It’s that hope that sustained our spiritual mothers and fathers of the faith in the past, in times of war and plague and devastation. When death was everywhere, when its quick approach seemed certain, they hoped for life. They trusted that if they held fast to Jesus, life would come again for them. There would be death, but there also would be resurrection. And that resurrection wouldn’t just be to another life, but to an everlasting life of everlasting joy and everlasting peace.
Writing in the fourth century, St. Athanasius argued that Christians’ hope in that resurrection was so great that it had taken away their fear of death.
“But now that the Savior has raised His body, death is no longer terrible, but all those who believe in Christ tread it underfoot as nothing, and prefer to die rather than to deny their faith in Christ, knowing full well that when they die they do not perish, but live indeed and become incorruptible through the resurrection. … Even children hasten to die, and not men only, but women train themselves by bodily discipline to meet it. So weak has death become that even women, who used to be taken in by it, mock at it now as a dead thing robbed of all its strength.”
Our Holy Week
If you’re not yet ready to “hasten to die,” that’s okay. Plenty of those “weak” women (and men), of whom St. Athanasius wrote, probably wrestled with their share of anxiety, too. Even knowing they wouldn’t perish forever, more than a few also likely struggled to let go of their attachment to this life and race toward the next. Hope in the Resurrection doesn’t automatically take away our very human fear of death or our equally human love of this world.
It can, however, transform that fear and love into a gift for others. Filled with hope for the life to come, we can walk with Jesus through this Holy Week to Calvary, taking with us all our fear, all our anxiety, all our pain or anger or confusion, and, as we walk, joining it all to Jesus’ own pain, offering it to God for the salvation of souls.

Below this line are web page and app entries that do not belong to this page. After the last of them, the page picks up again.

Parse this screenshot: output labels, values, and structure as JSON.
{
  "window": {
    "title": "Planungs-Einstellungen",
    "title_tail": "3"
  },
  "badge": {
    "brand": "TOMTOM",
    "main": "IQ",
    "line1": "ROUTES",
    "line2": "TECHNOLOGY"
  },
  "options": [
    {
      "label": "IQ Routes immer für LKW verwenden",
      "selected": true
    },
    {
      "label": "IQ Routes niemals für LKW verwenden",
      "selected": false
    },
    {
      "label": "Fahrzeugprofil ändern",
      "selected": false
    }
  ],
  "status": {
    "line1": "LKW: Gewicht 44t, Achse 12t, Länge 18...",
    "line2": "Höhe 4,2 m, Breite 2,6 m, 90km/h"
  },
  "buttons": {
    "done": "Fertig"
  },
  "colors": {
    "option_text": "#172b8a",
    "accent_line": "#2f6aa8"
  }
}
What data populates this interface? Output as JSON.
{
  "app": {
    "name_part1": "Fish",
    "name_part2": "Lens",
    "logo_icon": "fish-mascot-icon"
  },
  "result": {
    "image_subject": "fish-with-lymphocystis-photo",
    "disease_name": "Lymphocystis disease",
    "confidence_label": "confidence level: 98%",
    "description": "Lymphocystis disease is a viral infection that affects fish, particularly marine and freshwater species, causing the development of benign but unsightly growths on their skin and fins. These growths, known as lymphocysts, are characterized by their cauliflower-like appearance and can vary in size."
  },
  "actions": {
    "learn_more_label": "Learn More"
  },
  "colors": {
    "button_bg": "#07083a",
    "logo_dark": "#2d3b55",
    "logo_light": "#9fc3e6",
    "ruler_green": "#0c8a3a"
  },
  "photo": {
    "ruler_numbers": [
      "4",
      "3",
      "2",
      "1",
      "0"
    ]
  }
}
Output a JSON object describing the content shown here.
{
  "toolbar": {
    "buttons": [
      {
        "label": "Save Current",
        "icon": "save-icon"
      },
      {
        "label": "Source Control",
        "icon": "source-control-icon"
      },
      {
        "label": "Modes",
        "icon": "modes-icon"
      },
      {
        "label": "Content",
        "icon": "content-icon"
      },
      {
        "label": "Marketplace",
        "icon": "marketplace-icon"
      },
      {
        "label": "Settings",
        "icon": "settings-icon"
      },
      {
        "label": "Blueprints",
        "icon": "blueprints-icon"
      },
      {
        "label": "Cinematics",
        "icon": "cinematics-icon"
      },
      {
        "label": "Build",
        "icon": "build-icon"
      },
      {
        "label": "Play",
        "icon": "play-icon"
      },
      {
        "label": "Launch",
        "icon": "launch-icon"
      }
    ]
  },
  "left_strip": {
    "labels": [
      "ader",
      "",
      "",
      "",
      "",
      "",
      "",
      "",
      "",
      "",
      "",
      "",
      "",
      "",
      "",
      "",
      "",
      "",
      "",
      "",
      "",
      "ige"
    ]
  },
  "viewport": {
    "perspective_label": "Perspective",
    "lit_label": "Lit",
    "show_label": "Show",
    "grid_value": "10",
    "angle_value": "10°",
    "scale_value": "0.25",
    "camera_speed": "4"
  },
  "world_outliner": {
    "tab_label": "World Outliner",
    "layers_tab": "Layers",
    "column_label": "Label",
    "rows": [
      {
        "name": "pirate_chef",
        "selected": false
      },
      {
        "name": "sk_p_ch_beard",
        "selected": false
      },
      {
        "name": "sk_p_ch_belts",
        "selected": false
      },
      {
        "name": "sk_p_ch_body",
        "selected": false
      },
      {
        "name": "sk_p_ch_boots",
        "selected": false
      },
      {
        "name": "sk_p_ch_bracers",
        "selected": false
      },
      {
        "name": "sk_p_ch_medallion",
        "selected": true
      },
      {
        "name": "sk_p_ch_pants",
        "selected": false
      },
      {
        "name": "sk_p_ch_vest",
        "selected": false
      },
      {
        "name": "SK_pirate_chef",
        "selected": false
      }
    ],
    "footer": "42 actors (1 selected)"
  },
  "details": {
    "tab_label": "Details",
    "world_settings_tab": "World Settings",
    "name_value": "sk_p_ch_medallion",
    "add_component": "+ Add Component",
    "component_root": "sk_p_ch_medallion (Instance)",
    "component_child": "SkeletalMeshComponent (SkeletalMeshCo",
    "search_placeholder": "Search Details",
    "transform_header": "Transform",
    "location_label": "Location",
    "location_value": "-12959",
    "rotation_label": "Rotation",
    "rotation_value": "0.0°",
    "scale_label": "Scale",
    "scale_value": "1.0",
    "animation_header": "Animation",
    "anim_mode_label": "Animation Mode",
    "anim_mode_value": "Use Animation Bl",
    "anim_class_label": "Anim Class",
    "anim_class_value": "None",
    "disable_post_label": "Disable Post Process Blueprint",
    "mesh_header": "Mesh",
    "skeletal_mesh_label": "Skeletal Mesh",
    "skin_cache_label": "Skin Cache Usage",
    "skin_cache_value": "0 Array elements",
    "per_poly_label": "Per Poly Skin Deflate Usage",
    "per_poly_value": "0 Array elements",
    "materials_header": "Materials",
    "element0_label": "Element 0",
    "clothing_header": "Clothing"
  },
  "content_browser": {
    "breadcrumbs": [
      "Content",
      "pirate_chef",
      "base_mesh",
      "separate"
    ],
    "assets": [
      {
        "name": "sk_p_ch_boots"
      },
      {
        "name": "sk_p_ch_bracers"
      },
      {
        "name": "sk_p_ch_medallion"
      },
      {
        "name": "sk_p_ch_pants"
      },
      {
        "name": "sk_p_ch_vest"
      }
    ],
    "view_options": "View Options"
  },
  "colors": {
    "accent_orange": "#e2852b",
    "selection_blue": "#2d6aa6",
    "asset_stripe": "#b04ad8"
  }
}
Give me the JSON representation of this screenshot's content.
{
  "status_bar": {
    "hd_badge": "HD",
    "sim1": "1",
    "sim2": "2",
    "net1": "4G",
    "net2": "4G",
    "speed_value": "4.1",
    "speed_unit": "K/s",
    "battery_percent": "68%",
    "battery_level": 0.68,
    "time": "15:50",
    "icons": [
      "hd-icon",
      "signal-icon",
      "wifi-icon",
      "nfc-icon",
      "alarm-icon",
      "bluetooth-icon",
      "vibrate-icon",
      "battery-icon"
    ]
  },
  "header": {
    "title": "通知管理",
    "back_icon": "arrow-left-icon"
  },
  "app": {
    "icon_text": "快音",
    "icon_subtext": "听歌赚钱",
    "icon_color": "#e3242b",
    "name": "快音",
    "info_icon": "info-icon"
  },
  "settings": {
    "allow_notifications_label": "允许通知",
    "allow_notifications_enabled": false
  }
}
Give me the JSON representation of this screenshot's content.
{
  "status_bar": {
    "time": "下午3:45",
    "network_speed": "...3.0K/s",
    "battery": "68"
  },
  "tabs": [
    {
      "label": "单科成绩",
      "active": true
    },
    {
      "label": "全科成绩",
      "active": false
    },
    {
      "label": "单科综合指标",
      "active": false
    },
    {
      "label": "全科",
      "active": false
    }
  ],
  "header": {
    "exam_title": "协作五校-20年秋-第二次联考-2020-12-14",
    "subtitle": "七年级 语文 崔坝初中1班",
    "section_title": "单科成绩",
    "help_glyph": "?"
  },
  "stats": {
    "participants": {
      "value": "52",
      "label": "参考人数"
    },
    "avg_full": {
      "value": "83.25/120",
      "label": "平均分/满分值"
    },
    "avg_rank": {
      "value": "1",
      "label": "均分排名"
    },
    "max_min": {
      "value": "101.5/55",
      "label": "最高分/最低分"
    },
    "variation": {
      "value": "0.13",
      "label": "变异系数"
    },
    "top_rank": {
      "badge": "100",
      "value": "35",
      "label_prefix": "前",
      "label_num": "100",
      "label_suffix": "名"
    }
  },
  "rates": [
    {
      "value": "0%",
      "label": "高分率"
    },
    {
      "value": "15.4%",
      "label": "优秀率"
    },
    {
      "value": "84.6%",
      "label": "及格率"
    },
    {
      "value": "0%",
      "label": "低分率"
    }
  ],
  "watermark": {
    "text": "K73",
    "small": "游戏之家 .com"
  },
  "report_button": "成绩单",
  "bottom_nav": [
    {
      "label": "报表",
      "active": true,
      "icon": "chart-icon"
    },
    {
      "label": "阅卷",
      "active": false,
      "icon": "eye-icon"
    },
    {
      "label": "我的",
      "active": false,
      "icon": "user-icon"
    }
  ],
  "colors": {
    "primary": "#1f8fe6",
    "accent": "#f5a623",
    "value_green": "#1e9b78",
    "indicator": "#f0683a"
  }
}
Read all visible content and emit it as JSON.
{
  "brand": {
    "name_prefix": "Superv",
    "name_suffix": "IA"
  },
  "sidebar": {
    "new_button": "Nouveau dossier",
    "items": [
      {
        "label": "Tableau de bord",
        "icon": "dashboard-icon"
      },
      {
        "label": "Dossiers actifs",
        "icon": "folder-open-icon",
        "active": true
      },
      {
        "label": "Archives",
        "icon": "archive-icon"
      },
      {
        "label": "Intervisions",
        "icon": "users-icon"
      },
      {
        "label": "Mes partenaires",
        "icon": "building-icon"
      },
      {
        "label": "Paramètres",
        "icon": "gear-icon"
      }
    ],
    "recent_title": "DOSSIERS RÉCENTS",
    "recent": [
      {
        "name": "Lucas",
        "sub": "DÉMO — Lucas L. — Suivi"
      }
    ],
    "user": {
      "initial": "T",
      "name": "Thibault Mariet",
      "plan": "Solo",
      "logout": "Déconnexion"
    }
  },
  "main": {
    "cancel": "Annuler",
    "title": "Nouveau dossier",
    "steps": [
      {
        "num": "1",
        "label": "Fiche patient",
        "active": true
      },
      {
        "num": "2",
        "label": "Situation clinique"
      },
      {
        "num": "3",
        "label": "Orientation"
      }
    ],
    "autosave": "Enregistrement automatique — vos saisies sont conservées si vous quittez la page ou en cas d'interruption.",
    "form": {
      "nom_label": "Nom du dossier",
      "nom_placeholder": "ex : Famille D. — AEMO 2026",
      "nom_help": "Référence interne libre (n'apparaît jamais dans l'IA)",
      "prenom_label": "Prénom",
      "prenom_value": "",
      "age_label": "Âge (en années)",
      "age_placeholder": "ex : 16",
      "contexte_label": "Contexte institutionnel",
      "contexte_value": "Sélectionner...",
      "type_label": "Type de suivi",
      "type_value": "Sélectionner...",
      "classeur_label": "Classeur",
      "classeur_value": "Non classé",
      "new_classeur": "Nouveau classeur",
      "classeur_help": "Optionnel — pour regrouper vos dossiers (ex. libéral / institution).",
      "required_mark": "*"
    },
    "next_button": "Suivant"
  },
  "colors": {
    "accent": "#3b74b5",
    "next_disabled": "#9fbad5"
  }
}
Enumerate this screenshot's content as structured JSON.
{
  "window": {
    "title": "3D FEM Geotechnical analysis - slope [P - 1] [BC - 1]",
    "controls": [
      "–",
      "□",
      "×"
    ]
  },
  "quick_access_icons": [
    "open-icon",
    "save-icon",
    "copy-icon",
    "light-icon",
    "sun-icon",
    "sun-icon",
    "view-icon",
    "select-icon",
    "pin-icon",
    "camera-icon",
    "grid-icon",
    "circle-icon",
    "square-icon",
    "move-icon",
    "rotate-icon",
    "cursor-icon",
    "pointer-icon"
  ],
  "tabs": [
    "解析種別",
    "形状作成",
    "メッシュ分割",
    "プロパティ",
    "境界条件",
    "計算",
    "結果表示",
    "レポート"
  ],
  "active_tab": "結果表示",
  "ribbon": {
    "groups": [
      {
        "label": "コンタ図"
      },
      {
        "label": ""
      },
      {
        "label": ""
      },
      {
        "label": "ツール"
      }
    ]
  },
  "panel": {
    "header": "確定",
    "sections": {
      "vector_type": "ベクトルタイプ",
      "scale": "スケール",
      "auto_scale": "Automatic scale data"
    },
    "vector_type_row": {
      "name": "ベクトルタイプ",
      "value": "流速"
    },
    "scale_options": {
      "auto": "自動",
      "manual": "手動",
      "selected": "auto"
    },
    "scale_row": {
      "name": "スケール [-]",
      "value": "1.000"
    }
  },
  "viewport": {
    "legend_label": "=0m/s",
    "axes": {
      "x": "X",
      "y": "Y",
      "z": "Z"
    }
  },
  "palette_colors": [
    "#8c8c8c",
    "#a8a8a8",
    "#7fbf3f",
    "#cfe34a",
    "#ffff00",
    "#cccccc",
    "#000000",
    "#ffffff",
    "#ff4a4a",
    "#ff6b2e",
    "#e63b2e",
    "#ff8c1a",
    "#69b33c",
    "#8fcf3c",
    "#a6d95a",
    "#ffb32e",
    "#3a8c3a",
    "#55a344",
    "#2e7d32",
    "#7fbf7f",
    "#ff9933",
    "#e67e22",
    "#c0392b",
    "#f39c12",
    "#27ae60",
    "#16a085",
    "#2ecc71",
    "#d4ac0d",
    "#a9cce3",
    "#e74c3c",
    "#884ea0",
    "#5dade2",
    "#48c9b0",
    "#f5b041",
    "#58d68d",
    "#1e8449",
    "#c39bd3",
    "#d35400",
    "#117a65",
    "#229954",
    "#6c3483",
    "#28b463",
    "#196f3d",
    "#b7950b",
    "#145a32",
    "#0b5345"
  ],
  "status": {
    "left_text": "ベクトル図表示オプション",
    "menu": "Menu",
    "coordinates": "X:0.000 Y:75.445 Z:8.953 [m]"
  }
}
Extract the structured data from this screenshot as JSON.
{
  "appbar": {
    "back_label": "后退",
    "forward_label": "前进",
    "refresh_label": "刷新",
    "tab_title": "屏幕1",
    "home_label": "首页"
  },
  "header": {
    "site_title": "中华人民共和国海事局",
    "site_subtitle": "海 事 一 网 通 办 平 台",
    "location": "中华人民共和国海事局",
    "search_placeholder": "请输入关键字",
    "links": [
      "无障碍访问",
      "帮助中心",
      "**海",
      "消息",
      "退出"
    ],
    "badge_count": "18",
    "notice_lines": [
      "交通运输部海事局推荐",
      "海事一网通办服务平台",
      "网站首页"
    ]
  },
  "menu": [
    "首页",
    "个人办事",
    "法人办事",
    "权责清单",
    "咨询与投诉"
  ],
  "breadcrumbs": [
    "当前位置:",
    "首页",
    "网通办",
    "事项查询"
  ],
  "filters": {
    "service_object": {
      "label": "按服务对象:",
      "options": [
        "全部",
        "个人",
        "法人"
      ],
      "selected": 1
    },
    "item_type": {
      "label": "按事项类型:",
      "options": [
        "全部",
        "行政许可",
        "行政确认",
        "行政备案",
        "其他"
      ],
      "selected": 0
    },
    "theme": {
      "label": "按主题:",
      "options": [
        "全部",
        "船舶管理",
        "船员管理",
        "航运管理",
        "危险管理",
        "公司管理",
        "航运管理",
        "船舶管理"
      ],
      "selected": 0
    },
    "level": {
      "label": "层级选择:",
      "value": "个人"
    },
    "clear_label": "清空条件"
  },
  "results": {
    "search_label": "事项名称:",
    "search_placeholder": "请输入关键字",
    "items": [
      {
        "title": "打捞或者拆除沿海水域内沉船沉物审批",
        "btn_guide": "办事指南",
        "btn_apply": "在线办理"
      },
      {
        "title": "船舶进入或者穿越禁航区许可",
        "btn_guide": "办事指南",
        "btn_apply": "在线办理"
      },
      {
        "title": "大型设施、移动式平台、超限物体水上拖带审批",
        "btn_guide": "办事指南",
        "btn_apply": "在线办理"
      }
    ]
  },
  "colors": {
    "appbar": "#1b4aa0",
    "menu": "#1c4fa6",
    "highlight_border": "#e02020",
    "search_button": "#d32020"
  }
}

As St. Paul wrote long ago, we are Christ’s “co-workers,” called to “complete what is lacking in Christ’s afflictions for the sake of his body, that is, the church” (1 Corinthians 3:9; Colossians 1:24). This is how we do that. We do the things that made the first Holy Week holy. We don’t run from our fear of death … or poverty … or loneliness … or loss. Rather, we accept them and allow ourselves to be nailed to the cross with those fears. There, on the cross, we keep Christ company. We comfort him with our presence and find ourselves infinitely more comforted by his presence.
This Holy Week isn’t what we expected. It’s not what we wanted. It’s missing so many of the things — and people — we love. But if God has permitted it, it means he can use it to bring about an even greater good. If he did that with the first Holy Week — bringing the greatest imaginable good out of the greatest imaginable evil — than he can do that with this Holy Week, too.
That makes being alive during this particular Holy Week a privilege. It makes it a gift — to be able to enter into the spirit of Holy Week, to live it in a way we never have before, but knowing all the while that this week will eventually end and Easter morning will dawn. That is God’s promise. That is our hope.
By Emily Stimpson Chapman